=== What needs to be done ===
Which lines of the records below contain the word "this"? Report each of them in full.

[Website and app data records]
------

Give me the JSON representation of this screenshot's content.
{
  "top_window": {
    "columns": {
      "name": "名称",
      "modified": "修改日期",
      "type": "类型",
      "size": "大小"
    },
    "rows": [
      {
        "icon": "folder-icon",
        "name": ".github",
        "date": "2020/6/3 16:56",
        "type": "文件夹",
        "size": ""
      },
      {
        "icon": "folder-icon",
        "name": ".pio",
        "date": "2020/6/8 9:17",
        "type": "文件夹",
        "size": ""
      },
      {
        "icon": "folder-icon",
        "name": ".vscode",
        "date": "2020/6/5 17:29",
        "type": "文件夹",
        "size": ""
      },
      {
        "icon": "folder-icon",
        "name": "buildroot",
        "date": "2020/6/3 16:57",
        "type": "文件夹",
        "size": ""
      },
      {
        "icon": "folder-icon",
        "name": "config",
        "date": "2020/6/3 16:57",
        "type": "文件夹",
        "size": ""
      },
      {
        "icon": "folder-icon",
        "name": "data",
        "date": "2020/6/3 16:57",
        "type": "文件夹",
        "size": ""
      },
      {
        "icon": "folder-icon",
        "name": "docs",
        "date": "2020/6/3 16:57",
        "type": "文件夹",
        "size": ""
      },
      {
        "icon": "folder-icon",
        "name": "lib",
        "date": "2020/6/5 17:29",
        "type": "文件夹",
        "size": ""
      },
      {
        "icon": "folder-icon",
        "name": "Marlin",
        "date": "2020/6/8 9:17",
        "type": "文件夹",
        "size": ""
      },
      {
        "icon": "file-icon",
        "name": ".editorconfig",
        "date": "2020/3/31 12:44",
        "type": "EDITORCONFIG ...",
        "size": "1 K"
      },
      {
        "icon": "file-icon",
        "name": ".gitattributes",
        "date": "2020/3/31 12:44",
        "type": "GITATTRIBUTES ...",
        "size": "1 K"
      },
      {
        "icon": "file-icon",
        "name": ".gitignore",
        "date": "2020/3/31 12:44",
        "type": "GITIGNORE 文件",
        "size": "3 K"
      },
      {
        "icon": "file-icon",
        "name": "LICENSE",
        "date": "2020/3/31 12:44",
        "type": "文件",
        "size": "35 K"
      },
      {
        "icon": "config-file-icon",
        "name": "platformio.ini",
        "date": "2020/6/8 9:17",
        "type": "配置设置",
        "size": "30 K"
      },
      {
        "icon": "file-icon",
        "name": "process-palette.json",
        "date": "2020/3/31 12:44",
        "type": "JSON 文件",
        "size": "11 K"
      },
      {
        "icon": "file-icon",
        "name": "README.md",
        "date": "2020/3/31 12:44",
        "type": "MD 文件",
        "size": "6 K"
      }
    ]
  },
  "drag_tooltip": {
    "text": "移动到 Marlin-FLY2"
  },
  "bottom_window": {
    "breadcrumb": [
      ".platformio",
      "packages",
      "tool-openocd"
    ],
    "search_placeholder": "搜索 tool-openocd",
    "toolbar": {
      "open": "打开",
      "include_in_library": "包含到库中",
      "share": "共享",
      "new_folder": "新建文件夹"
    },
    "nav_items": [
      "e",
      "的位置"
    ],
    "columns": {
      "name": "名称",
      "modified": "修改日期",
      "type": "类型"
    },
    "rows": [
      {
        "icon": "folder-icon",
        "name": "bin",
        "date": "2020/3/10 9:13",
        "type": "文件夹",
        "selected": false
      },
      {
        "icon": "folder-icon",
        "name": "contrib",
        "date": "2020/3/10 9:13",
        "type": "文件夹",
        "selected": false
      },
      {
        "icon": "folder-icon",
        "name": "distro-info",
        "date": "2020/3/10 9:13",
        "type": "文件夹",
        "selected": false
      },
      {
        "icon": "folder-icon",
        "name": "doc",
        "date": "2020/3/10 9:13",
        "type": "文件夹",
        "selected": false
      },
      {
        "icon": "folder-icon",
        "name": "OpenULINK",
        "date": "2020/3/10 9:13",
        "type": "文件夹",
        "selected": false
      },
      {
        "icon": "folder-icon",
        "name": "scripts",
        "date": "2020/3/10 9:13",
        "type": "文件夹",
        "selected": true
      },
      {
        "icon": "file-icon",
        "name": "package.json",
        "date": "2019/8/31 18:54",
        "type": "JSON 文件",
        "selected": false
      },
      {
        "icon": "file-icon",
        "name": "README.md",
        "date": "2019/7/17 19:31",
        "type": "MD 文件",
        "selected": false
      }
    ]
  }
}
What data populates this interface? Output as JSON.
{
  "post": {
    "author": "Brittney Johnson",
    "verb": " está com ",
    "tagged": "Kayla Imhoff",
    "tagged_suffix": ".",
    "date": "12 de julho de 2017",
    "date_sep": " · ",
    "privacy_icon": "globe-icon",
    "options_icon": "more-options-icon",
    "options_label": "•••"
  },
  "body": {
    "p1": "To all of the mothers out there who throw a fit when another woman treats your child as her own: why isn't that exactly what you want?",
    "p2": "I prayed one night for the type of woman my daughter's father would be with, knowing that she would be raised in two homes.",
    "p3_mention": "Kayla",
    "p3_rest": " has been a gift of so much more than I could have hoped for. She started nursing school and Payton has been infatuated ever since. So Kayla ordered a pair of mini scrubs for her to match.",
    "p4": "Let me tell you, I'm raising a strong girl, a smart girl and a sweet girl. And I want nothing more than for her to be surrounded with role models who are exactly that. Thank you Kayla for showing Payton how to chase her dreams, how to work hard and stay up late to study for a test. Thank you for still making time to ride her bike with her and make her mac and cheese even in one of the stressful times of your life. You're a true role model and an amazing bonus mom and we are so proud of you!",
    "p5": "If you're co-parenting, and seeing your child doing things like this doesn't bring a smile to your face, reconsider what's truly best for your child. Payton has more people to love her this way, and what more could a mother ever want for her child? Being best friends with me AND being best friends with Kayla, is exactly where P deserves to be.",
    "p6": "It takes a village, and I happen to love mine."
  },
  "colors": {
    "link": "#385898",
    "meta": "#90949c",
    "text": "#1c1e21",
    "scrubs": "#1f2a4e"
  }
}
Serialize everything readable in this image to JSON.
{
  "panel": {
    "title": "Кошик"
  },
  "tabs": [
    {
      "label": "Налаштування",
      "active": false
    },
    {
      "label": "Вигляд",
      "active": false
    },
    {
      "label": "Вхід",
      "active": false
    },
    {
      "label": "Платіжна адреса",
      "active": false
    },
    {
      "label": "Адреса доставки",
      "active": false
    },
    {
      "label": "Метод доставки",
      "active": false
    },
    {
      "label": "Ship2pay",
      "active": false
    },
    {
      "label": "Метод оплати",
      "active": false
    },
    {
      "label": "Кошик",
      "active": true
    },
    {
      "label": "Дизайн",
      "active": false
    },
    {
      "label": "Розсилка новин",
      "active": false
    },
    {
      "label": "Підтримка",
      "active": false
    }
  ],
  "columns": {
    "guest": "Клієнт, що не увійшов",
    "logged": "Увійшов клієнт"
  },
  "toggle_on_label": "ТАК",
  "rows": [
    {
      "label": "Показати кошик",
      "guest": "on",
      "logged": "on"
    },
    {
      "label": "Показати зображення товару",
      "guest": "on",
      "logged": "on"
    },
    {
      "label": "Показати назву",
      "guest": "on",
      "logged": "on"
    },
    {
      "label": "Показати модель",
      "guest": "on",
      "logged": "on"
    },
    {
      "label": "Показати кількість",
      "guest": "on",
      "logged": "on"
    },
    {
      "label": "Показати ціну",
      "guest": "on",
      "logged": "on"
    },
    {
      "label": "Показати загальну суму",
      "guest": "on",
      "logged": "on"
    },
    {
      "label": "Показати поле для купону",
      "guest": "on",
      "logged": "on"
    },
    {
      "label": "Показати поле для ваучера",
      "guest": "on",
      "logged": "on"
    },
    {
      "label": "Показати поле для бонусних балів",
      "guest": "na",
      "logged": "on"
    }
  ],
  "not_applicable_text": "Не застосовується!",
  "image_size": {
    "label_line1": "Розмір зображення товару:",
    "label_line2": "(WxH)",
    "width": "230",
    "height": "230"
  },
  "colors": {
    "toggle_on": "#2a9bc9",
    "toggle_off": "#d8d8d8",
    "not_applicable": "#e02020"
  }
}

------

=== Task output ===
Give me the JSON representation of this screenshot's content.
What data populates this interface? Output as JSON.
    "p5": "If you're co-parenting, and seeing your child doing things like this doesn't bring a smile to your face, reconsider what's truly best for your child. Payton has more people to love her this way, and what more could a mother ever want for her child? Being best friends with me AND being best friends with Kayla, is exactly where P deserves to be.",
Serialize everything readable in this image to JSON.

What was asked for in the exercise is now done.